The multi-exposure feature is a waste to me. I'll do my compositing in Photoshop on a 27" screen where I can see what I'm doing - and non-destructively at that. What were Canon engineers thinking?

The Canon EOS 5D Mark III is foremost a still camera. Why cripple it? The AEB limitation is absurd. I would have rather seen the firmware developers focus time on providing that instead of silly multi-exposure.

Carl, take a deep breath.

All better.

Let The (R)Evolution Begin

The Canon 5D Mark II changed the world of video production profoundly for a lot of people. When it was released, we were stunned by what it could do. Perhaps Vincent Laforet's Reverie can only be done once - it was revolutionary. Fast forward a little over three years later - videographers now have an army of video capable DSLR's and large-sensor video cameras to choose from. It's an evolutionary progression of technology. The 5D Mark III, therefore, is evolutionary. It is a capable, competent "convergence" tool for still photographers who shoot video. For filmmakers, the Canon 5D Mark III brings a welcome refinement in improvements in audio monitor, frame rates, and improve compression.
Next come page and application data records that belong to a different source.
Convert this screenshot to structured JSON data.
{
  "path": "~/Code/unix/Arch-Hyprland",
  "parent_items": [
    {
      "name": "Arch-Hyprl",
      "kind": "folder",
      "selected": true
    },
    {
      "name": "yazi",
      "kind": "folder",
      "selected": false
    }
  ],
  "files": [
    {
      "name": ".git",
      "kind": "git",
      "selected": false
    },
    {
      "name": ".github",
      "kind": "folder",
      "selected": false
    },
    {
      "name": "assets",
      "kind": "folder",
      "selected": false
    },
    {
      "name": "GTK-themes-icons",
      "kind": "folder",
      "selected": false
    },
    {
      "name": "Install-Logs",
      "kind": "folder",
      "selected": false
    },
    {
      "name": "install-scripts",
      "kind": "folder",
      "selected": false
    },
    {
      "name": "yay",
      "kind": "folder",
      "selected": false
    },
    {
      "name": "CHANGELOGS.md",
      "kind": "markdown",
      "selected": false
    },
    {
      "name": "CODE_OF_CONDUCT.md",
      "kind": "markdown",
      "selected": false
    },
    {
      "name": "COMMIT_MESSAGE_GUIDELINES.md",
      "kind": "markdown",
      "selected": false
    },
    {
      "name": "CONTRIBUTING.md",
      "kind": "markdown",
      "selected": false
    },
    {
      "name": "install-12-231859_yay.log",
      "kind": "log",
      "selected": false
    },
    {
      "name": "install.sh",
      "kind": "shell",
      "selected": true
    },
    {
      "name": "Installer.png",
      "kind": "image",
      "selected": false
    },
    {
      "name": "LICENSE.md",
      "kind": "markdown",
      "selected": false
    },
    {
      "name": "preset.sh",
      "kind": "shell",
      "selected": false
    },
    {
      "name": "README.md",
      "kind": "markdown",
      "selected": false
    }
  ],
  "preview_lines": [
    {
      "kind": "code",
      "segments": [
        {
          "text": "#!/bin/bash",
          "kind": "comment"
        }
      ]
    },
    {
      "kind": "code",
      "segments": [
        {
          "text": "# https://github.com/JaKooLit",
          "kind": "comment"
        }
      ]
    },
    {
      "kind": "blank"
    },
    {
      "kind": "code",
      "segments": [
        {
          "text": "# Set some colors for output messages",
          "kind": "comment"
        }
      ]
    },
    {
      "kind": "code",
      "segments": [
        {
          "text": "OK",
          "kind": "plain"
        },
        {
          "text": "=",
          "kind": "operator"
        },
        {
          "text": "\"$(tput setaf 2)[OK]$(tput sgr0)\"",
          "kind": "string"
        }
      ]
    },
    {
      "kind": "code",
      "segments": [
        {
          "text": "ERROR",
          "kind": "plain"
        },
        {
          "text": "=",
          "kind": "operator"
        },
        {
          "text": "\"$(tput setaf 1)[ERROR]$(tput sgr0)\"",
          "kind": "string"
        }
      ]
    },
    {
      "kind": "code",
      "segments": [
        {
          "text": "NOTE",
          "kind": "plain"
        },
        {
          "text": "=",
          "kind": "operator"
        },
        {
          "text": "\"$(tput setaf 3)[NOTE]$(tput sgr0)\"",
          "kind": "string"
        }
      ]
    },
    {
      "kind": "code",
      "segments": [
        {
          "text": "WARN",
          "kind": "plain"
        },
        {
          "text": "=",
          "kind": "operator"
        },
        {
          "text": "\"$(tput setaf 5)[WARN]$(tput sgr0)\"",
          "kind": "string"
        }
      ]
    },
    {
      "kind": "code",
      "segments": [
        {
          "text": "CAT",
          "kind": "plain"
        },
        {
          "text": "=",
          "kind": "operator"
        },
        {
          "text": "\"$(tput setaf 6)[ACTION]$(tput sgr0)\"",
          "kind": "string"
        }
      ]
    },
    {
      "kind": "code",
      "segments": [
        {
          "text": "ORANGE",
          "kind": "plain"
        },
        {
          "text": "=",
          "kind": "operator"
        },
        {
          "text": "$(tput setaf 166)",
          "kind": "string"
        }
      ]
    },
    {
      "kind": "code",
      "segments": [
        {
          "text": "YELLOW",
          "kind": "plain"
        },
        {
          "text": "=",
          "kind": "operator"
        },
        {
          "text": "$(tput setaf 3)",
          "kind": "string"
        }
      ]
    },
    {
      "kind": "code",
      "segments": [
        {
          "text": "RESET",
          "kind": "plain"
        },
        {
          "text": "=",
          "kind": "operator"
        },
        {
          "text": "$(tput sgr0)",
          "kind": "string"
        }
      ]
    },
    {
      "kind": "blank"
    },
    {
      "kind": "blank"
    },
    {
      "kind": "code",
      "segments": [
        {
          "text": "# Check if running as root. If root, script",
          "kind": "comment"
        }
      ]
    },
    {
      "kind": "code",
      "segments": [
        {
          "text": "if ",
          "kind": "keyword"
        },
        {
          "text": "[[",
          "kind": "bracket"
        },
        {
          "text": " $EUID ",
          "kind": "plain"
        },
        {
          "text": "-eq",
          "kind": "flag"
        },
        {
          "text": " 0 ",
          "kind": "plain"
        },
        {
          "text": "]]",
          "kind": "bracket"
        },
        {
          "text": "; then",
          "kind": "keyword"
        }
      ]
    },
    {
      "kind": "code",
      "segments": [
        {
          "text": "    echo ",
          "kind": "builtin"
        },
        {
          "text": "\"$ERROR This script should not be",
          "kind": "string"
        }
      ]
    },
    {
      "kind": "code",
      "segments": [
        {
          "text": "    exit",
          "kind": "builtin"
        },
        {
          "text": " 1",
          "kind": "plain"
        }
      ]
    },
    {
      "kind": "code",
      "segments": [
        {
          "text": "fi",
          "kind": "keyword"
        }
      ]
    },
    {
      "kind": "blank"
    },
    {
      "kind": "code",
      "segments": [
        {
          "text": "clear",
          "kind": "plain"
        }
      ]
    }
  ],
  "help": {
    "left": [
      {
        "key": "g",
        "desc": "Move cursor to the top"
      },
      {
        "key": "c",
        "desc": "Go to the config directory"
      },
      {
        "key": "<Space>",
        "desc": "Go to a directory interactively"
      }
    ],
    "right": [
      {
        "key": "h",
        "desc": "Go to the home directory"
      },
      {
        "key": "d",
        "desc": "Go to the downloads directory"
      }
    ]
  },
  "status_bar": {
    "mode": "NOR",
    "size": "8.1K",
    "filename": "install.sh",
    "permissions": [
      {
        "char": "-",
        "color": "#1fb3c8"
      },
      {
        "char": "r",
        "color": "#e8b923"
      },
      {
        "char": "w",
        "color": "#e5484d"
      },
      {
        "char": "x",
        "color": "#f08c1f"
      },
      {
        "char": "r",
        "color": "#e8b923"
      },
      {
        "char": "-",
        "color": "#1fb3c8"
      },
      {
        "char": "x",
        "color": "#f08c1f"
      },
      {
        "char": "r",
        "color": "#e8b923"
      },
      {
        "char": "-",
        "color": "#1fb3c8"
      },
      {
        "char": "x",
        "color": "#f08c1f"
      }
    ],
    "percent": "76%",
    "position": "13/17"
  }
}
The price for this evolutionary iteration of the 5D? $3,499. Ouch! The Mark II was $2,499. That was part of what made it "revolutionary" - the price combined with stunning HD (even with moire), color, and bokeh. What is in the new camera to justify the huge jump in price? If it had clean HDMI, 1080p 60fps, 9 (or better 14) AEB exposure, I'd be sold today. Canon is going to continue to sell the Mark II. This strikes me as marketing by committee. May I recommend that Canon management read Walter Isaacson's excellent biography on Steve Jobs. Product fragmentation and an unwillingness to self cannabolize their own products can't be good for them - and especially to the people who buy their product. So, I call foul on the ridiculously high price of the Mark III. It's not just the camera that's gotten expensive. Remember the recent v2.0 of the 24-70mm f2.8 L lens that weighs in at $1,000 more than the first version. The new speedlight is $600. The old adage "you get what you pay for" only goes so far. In my estimation, Canon has blown it.

Bottom line: from what I can see in the specs, this camera looks to be a good, but overpriced, evolutionary upgrade to the legendary EOS 5D line.

Will I buy it? I don't know. My 5D Mark II - warts, dents, scratches, short-comings and all - did not stop working at midnight last night. At the price Canon is asking for the Mark III, well, that gives me pause. I was a Nikon guy for over 30 years. I've only been a Canon guy for 3 years so I have no loyalty to Canon. The Nikon D800 is interesting to me. It's $500 less than the 5Dmk3 and has clean uncompressed HDMI output. I'll wait, digest, analyze before making the leap.